“In the moral conscience of a person and more precisely of a young person who is forming the plan for his or her whole life, there is hidden an aspiration to ‘something more’,” John Paul wrote.
The Holy Father presented that “something more” to which young people aspire – an aspiration found also “among those who seem to be far from our religion” – as a search that ultimately finds its answer in Jesus Christ. The Letter to Youth is therefore centred upon the biblical episode of the rich young man (Mt 19:16-22; Mk 1:17-22; Lk 18:18-23), where the young man comes to Jesus with the most important question of all: what must I do to inherit eternal life?
Just as Pope Francis did last week, John Paul’s lengthy letter sees the encounter with the rich young man as an archetype of the desire of youth for something more, high ideals, true excellence, and Jesus who proposes it to them.
The mediocre life, the life that falls short of excellence, is not the Christian invitation – at least for the young. That 1985 Letter to Youth – and the pithy summary offered by Pope Francis last week – should serve as the foundational text for the youth synod.

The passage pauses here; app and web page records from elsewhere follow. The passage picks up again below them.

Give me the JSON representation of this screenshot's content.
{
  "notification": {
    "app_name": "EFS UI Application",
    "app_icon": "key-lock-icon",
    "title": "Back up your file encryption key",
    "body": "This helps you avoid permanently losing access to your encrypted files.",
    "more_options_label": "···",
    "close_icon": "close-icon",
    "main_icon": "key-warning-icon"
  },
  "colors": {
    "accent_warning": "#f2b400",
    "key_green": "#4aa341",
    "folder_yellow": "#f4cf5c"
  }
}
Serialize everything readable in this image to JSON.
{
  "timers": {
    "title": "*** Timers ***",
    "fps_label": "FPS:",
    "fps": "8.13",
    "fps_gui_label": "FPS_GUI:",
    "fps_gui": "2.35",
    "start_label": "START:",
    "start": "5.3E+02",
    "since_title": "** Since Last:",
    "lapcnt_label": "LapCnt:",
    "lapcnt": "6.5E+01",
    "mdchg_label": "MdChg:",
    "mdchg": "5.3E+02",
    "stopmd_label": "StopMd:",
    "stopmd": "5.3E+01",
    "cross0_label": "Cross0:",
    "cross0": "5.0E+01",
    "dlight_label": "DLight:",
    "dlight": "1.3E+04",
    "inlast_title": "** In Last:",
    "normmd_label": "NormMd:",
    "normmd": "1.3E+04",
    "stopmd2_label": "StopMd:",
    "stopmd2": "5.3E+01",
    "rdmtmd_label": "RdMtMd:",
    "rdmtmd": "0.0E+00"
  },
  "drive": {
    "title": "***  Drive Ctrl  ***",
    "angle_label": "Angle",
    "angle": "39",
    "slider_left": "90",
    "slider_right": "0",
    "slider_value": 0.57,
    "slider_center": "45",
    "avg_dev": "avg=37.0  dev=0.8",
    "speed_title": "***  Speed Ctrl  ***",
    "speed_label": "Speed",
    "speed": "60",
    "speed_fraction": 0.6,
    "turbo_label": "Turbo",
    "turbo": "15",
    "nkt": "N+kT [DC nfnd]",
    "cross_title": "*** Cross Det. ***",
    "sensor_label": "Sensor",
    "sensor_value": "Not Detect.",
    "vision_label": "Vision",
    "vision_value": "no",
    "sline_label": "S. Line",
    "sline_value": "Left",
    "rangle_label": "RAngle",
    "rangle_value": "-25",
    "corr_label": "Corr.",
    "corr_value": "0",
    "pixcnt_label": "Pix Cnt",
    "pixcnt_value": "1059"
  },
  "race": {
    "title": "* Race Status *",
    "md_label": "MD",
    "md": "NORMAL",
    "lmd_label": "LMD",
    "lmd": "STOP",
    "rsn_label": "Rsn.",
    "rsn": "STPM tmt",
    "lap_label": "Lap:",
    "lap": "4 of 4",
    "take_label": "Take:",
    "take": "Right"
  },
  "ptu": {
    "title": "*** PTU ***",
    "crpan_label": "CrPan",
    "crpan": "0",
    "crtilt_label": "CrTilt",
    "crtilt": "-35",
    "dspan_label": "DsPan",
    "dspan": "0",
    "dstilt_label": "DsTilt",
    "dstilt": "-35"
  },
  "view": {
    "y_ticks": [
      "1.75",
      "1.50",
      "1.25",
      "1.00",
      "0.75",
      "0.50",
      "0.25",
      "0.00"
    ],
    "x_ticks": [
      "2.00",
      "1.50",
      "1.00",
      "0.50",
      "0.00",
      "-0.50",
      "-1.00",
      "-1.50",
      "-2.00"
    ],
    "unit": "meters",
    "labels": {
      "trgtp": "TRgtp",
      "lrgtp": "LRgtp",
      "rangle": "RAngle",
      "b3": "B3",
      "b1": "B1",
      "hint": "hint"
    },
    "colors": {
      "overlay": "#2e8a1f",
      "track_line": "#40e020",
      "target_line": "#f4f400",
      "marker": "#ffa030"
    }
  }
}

Fr Raymond J de Souza is a priest of the Archdiocese of Kingston, Ontario, and editor-in-chief of convivium.ca
This article first appeared in the June 22 2018 issue of the Catholic Herald. To read the magazine in full, from anywhere in the world, go here